Robert Stanbury to retire March 31
Assembly appoints acting ethics advisor
Robert Stanbury, Nunavut's longstanding integrity commissioner, will retire from office March 31 to be replaced for the time being by David Jones, the Yukon's conflict of interest commissioner.
Stanbury, 78, is Nunavut's first and only integrity commissioner, having served in that job since July 1, 2001, when Nunavut's Integrity Act came into force.
A legislative assembly news release issued last week said Stanbury will retire "for reasons of health and family obligations."
Jones becomes acting integrity commissioner on April 1. He'll serve in that position until the legislative assembly votes to appoint a new integrity commissioner.
"Jones is an exceptionally well-qualified individual to hold this position," Speaker Peter Kilabuk said.
A Rhodes scholar with degrees from McGill and Oxford universities, Jones has served as conflict of interest commissioner for Yukon since 2002.
John Quirke, clerk of the assembly, said the recruiting process begins this week with the placement of advertisements in northern newspapers and the Globe and Mail.
The integrity commissioner is an independent officer of the legislative assembly hired by MLAs, not the Government of Nunavut, and may be appointed only after a vote among all members.
A news release says the assembly's Ajauqtiit standing committee will use a "merit-based process" to select a person whose name they will then recommend to the House.
Quirke said it's possible this could be done by May, when the assembly is expected to reconvene in Iqaluit.
Stanbury, a distinguished lawyer, corporate executive and former politician, began his close relationship with the North in the early 1970s.
As minister responsible for citizenship and immigration in Pierre Trudeau's first Liberal government, Stanbury conducted citizenship consultations in the North and helped launch the Anik satellite system, which revolutionized communications in the North.
An expert in administrative law, Stanbury was a founding member of the Nunavut Arbitration Board, served as president of the Canadian Council for Native Business, and worked for Firestone Canada, where he rose to CEO.
The integrity commissioner's job is to advise MLAs and cabinet ministers on ethical issues and to conduct reviews when members are alleged to have breached the Integrity Act.

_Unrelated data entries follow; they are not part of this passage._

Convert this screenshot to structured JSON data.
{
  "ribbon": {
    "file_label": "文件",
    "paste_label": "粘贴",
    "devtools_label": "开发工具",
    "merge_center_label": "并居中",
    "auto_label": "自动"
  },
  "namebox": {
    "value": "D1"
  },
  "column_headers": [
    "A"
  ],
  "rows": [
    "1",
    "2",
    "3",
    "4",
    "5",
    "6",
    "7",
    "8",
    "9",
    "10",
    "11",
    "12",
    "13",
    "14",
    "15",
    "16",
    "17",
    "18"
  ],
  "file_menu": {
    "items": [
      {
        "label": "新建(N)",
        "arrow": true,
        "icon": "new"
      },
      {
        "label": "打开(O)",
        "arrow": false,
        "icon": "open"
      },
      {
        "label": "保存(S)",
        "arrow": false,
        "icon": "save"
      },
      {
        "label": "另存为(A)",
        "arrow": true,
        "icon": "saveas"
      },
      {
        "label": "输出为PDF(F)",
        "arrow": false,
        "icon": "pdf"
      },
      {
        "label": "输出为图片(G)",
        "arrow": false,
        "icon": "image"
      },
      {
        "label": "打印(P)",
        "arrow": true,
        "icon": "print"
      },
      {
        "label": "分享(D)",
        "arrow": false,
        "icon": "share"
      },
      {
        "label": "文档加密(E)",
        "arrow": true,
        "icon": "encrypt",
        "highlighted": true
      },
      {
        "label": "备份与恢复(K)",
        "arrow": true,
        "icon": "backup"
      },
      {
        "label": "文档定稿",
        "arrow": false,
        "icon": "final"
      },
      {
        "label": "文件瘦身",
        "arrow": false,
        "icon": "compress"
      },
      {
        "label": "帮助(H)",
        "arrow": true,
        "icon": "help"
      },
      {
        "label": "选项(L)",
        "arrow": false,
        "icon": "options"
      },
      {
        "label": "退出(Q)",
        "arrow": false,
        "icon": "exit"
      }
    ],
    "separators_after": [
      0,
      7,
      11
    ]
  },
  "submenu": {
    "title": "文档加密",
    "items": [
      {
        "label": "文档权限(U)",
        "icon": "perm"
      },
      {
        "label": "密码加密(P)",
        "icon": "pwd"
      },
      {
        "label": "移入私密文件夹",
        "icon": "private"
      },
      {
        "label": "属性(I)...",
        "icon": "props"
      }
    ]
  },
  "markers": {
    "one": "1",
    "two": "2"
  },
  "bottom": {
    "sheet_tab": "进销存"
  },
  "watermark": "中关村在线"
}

Stanbury's most recent report appeared Jan. 3, when he recommended that Baker Lake MLA David Simailak apologize for failing to disclose an interest in Kangiqlniq Developments Inc.
His next task is to review more information related to Simailak's business interests that came to light earlier this month at legislative committee hearings on the Nunavut Business Credit Corp.
Quirke said Stanbury will continue his work until March 31. On April 1, Jones will handle any leftover matters.